Write out the listing below in its entirety, minus the pictures, without changing a word.

→ Records for the task:
Segment Open

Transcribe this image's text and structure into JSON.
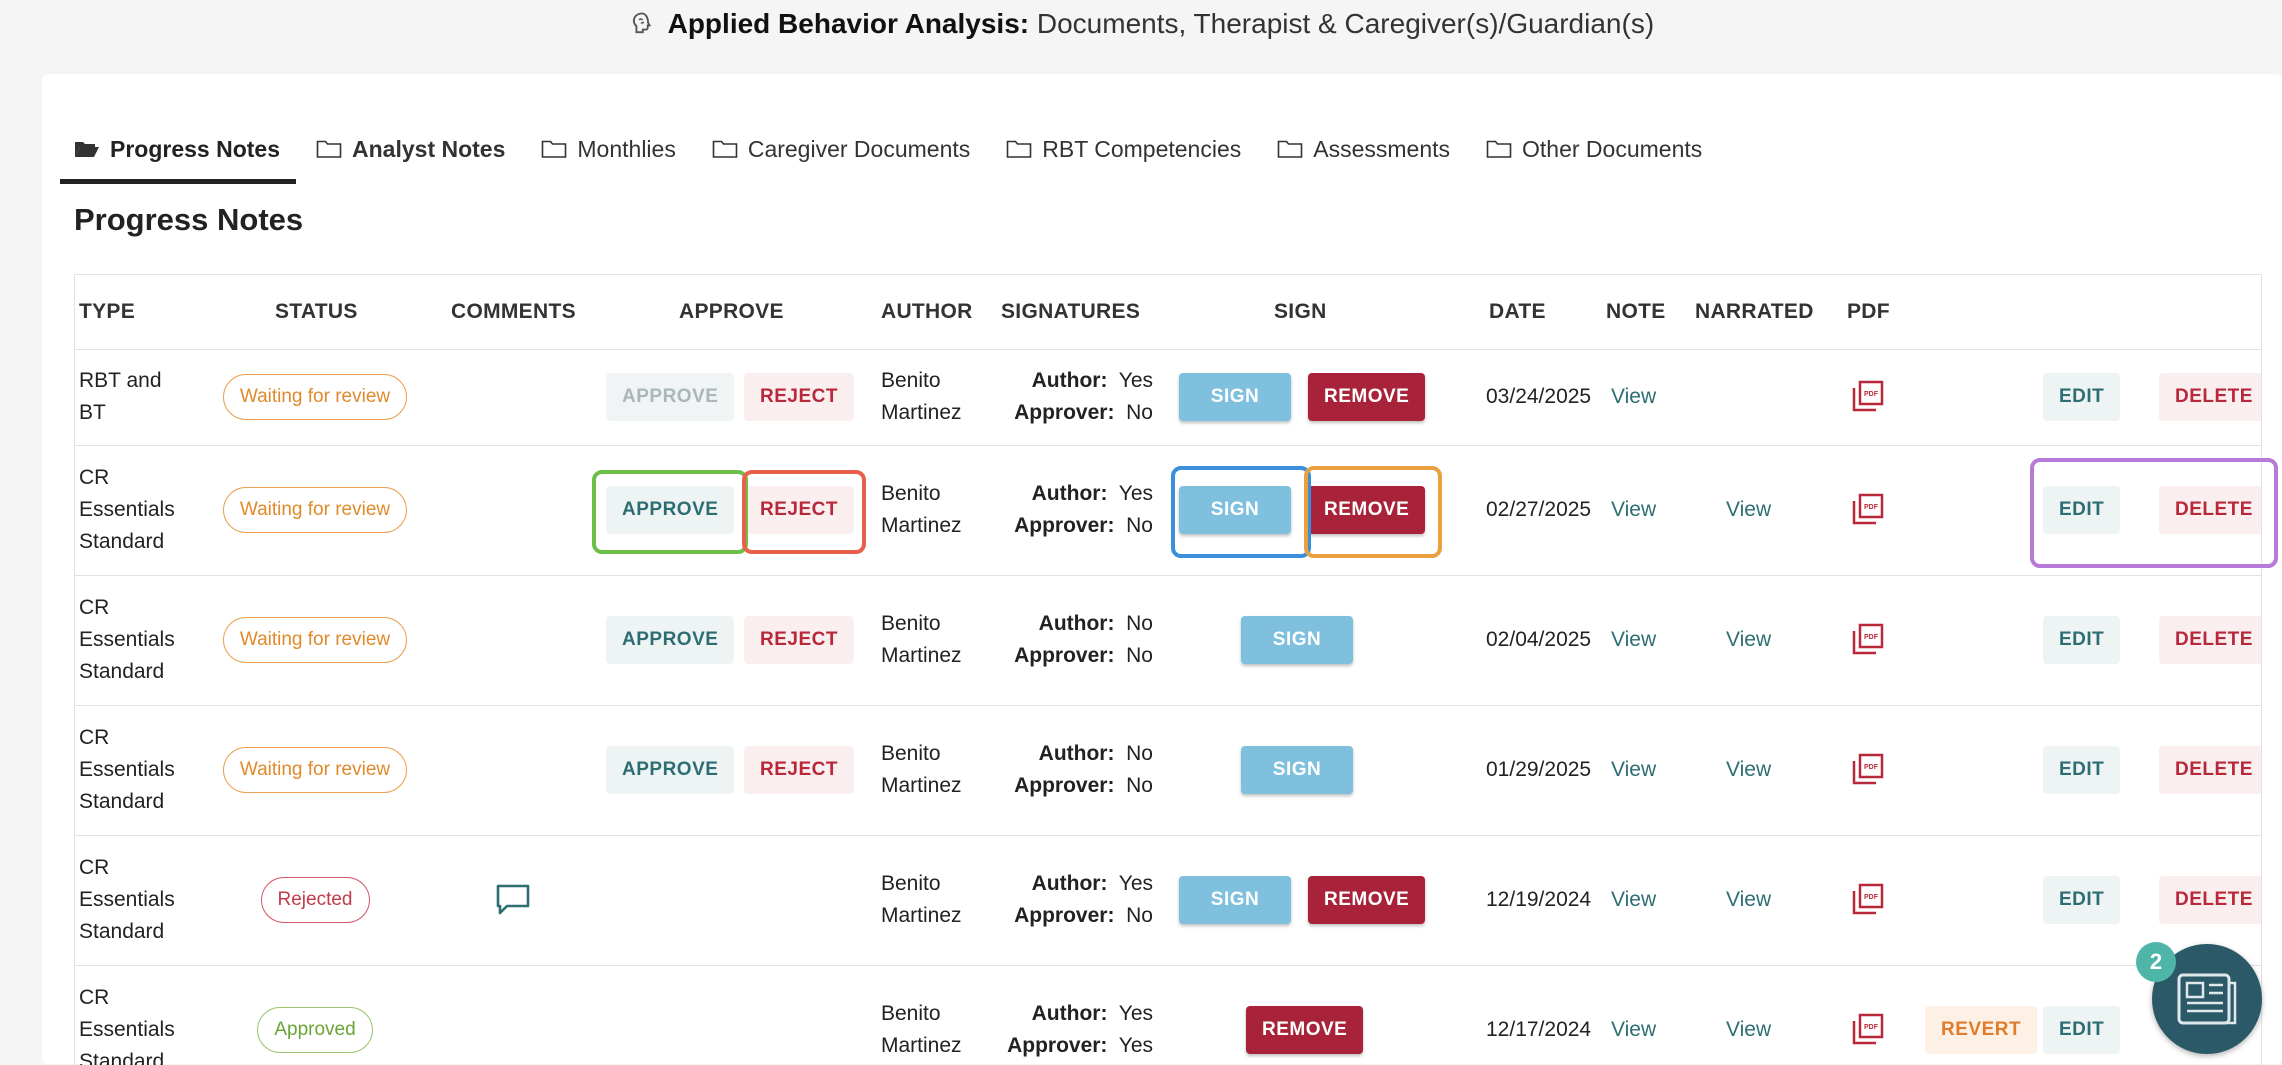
{
  "header": {
    "title_bold": "Applied Behavior Analysis:",
    "title_rest": " Documents, Therapist & Caregiver(s)/Guardian(s)"
  },
  "tabs": [
    {
      "label": "Progress Notes"
    },
    {
      "label": "Analyst Notes"
    },
    {
      "label": "Monthlies"
    },
    {
      "label": "Caregiver Documents"
    },
    {
      "label": "RBT Competencies"
    },
    {
      "label": "Assessments"
    },
    {
      "label": "Other Documents"
    }
  ],
  "section_title": "Progress Notes",
  "columns": {
    "type": "TYPE",
    "status": "STATUS",
    "comments": "COMMENTS",
    "approve": "APPROVE",
    "author": "AUTHOR",
    "signatures": "SIGNATURES",
    "sign": "SIGN",
    "date": "DATE",
    "note": "NOTE",
    "narrated": "NARRATED",
    "pdf": "PDF"
  },
  "labels": {
    "approve": "APPROVE",
    "reject": "REJECT",
    "sign": "SIGN",
    "remove": "REMOVE",
    "edit": "EDIT",
    "delete": "DELETE",
    "revert": "REVERT",
    "view": "View",
    "author_sig": "Author:",
    "approver_sig": "Approver:"
  },
  "rows": [
    {
      "type_l1": "RBT and",
      "type_l2": "BT",
      "type_l3": "",
      "status": "Waiting for review",
      "author_l1": "Benito",
      "author_l2": "Martinez",
      "author_sig": "Yes",
      "approver_sig": "No",
      "date": "03/24/2025",
      "note": "View",
      "narrated": ""
    },
    {
      "type_l1": "CR",
      "type_l2": "Essentials",
      "type_l3": "Standard",
      "status": "Waiting for review",
      "author_l1": "Benito",
      "author_l2": "Martinez",
      "author_sig": "Yes",
      "approver_sig": "No",
      "date": "02/27/2025",
      "note": "View",
      "narrated": "View"
    },
    {
      "type_l1": "CR",
      "type_l2": "Essentials",
      "type_l3": "Standard",
      "status": "Waiting for review",
      "author_l1": "Benito",
      "author_l2": "Martinez",
      "author_sig": "No",
      "approver_sig": "No",
      "date": "02/04/2025",
      "note": "View",
      "narrated": "View"
    },
    {
      "type_l1": "CR",
      "type_l2": "Essentials",
      "type_l3": "Standard",
      "status": "Waiting for review",
      "author_l1": "Benito",
      "author_l2": "Martinez",
      "author_sig": "No",
      "approver_sig": "No",
      "date": "01/29/2025",
      "note": "View",
      "narrated": "View"
    },
    {
      "type_l1": "CR",
      "type_l2": "Essentials",
      "type_l3": "Standard",
      "status": "Rejected",
      "author_l1": "Benito",
      "author_l2": "Martinez",
      "author_sig": "Yes",
      "approver_sig": "No",
      "date": "12/19/2024",
      "note": "View",
      "narrated": "View"
    },
    {
      "type_l1": "CR",
      "type_l2": "Essentials",
      "type_l3": "Standard",
      "status": "Approved",
      "author_l1": "Benito",
      "author_l2": "Martinez",
      "author_sig": "Yes",
      "approver_sig": "Yes",
      "date": "12/17/2024",
      "note": "View",
      "narrated": "View"
    }
  ],
  "notification_count": "2",
  "colors": {
    "sign": "#7ec0de",
    "remove": "#a8233a",
    "highlight_approve": "#6cc04a",
    "highlight_reject": "#e8604c",
    "highlight_sign": "#3b8fdb",
    "highlight_remove": "#e9a040",
    "highlight_edit_delete": "#b77ad8"
  }
}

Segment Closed

→ Answer to this exercise:
Transcribe this image's text and structure into JSON.
{
  "header": {
    "title_bold": "Applied Behavior Analysis:",
    "title_rest": " Documents, Therapist & Caregiver(s)/Guardian(s)"
  },
  "tabs": [
    {
      "label": "Progress Notes"
    },
    {
      "label": "Analyst Notes"
    },
    {
      "label": "Monthlies"
    },
    {
      "label": "Caregiver Documents"
    },
    {
      "label": "RBT Competencies"
    },
    {
      "label": "Assessments"
    },
    {
      "label": "Other Documents"
    }
  ],
  "section_title": "Progress Notes",
  "columns": {
    "type": "TYPE",
    "status": "STATUS",
    "comments": "COMMENTS",
    "approve": "APPROVE",
    "author": "AUTHOR",
    "signatures": "SIGNATURES",
    "sign": "SIGN",
    "date": "DATE",
    "note": "NOTE",
    "narrated": "NARRATED",
    "pdf": "PDF"
  },
  "labels": {
    "approve": "APPROVE",
    "reject": "REJECT",
    "sign": "SIGN",
    "remove": "REMOVE",
    "edit": "EDIT",
    "delete": "DELETE",
    "revert": "REVERT",
    "view": "View",
    "author_sig": "Author:",
    "approver_sig": "Approver:"
  },
  "rows": [
    {
      "type_l1": "RBT and",
      "type_l2": "BT",
      "type_l3": "",
      "status": "Waiting for review",
      "author_l1": "Benito",
      "author_l2": "Martinez",
      "author_sig": "Yes",
      "approver_sig": "No",
      "date": "03/24/2025",
      "note": "View",
      "narrated": ""
    },
    {
      "type_l1": "CR",
      "type_l2": "Essentials",
      "type_l3": "Standard",
      "status": "Waiting for review",
      "author_l1": "Benito",
      "author_l2": "Martinez",
      "author_sig": "Yes",
      "approver_sig": "No",
      "date": "02/27/2025",
      "note": "View",
      "narrated": "View"
    },
    {
      "type_l1": "CR",
      "type_l2": "Essentials",
      "type_l3": "Standard",
      "status": "Waiting for review",
      "author_l1": "Benito",
      "author_l2": "Martinez",
      "author_sig": "No",
      "approver_sig": "No",
      "date": "02/04/2025",
      "note": "View",
      "narrated": "View"
    },
    {
      "type_l1": "CR",
      "type_l2": "Essentials",
      "type_l3": "Standard",
      "status": "Waiting for review",
      "author_l1": "Benito",
      "author_l2": "Martinez",
      "author_sig": "No",
      "approver_sig": "No",
      "date": "01/29/2025",
      "note": "View",
      "narrated": "View"
    },
    {
      "type_l1": "CR",
      "type_l2": "Essentials",
      "type_l3": "Standard",
      "status": "Rejected",
      "author_l1": "Benito",
      "author_l2": "Martinez",
      "author_sig": "Yes",
      "approver_sig": "No",
      "date": "12/19/2024",
      "note": "View",
      "narrated": "View"
    },
    {
      "type_l1": "CR",
      "type_l2": "Essentials",
      "type_l3": "Standard",
      "status": "Approved",
      "author_l1": "Benito",
      "author_l2": "Martinez",
      "author_sig": "Yes",
      "approver_sig": "Yes",
      "date": "12/17/2024",
      "note": "View",
      "narrated": "View"
    }
  ],
  "notification_count": "2",
  "colors": {
    "sign": "#7ec0de",
    "remove": "#a8233a",
    "highlight_approve": "#6cc04a",
    "highlight_reject": "#e8604c",
    "highlight_sign": "#3b8fdb",
    "highlight_remove": "#e9a040",
    "highlight_edit_delete": "#b77ad8"
  }
}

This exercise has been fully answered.